On Monday, a South Korean official implored Beijing to understand his government’s desire to deploy the Terminal High Altitude Area Defense system, THAAD as the missile-defense system is known.
“I hope to ask China’s understanding of what Korea is feeling about the North Korean threat,” said Shin Beomchul, director general for policy planning of the Foreign Ministry, to an audience in Washington, D.C. “It is not the usual threat, it is a nuclear threat. That’s very serious. We are now in the live-or-die situation.”
To deal with this existential nuclear threat, the occupant of the Blue House has attempted various approaches during her tenure. President Park Geun-hye began her term with the “trustpolitik” policy of building trust with Pyongyang. When that failed, she started to speak of a unified and democratic Korean state.
And, while traveling the road from engagement to unification, her approach and attitude toward China evolved as well. Initially, she worked with China with the hope that Beijing would rein in its North Korean ally. Not surprisingly, given Beijing’s adamant objections, she was reluctant to agree to deploy the US-made THAAD system.
Her China-centric approach took her to Beijing last September for the massive military parade that raised eyebrows across the region—and in Washington—as the head of democratic South Korea stood on the reviewing stand next to an assortment of autocrats and dictators.

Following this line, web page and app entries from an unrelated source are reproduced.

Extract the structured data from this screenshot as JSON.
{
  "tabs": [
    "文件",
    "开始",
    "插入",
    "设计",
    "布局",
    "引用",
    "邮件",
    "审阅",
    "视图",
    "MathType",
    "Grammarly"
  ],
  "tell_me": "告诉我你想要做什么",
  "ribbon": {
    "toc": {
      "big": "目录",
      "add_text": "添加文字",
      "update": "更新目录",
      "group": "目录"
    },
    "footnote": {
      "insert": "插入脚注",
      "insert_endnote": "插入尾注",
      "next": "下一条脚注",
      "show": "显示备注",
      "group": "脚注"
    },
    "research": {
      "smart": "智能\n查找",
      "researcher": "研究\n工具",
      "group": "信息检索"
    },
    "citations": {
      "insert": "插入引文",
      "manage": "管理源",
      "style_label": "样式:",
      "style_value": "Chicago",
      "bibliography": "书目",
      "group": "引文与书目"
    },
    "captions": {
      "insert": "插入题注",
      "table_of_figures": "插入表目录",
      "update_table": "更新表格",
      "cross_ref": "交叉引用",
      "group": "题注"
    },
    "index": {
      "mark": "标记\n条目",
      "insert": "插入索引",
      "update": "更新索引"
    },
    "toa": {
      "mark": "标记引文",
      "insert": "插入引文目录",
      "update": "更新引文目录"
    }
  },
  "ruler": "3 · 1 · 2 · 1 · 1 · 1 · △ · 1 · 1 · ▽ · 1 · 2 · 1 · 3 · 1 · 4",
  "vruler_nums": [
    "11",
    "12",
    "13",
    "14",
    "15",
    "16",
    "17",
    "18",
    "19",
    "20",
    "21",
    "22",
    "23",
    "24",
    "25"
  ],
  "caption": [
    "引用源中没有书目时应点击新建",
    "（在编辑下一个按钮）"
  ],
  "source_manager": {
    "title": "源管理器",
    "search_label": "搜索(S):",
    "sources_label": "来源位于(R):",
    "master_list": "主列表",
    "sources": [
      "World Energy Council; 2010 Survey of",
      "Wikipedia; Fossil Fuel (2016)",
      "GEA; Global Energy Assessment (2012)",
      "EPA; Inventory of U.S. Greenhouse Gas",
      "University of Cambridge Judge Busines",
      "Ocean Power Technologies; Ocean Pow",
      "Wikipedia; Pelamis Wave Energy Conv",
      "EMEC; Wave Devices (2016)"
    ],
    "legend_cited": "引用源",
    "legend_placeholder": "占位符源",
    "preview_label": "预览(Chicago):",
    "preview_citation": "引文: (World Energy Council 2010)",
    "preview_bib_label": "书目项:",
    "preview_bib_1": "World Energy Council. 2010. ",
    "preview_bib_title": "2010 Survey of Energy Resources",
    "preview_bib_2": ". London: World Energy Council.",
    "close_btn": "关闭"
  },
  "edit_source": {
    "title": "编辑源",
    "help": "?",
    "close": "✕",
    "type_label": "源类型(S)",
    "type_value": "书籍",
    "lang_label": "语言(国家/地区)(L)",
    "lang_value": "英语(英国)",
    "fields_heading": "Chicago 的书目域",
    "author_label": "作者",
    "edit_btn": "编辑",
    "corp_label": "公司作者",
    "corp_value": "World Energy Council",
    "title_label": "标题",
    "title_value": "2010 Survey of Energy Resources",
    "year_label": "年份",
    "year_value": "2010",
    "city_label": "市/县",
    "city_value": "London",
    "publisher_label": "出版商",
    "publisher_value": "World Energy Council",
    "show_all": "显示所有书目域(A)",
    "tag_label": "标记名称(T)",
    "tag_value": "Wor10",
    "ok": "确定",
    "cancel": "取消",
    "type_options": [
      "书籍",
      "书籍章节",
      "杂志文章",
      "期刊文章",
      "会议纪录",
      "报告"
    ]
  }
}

To her credit, Park modified her approach when it became painfully evident that Beijing could not—or would not—control North Korea’s Kim Jong Un. Now, she is focused on defending the South Korean homeland by negotiating the deployment of the most sophisticated missile defense system her country can buy. And, once again, she looks like an ally of the United States.
The decision to deploy the THAAD missile system will likely be announced soon. Earlier this month in New York at a meeting at the Council on Foreign Relations, Defense Secretary Ashton Carter said “it’s going to happen,” referring to deployment in South Korea.
Nonetheless, as Shin’s overture indicates, Seoul would like to win China’s approval for THAAD. Likewise, the US has attempted to alleviate Beijing’s concerns by stressing the limited reach of the system’s tracking radar into China. Washington has offered repeatedly to brief China’s officials as well as discuss the system’s technical limitations. For its part, Beijing has refused meetings on the topic, as Mark Lambert, director of the Office of Korean Affairs of the State Department, said Monday.
As the North Korean regime becomes increasingly militarized, nuclearized, and hostile, however, China can hold back the deployment only for so long. Now, for the first time, the American and the South Korean leadership is on the same page with regard to regional missile defense. Therefore, the deployment of THAAD seems inevitable—and not a day too soon.
“We need to defend our own people, we need to defend our own allies, and we are going to do that,” Carter declared this month. And Shin this week agreed, saying that protecting South Korea was his government’s “top priority.”
China has had a veto on the matter for too long and now Americans and South Koreans are approaching the point when they will no longer ask for Beijing’s permission to defend themselves—from a regime China has helped arm.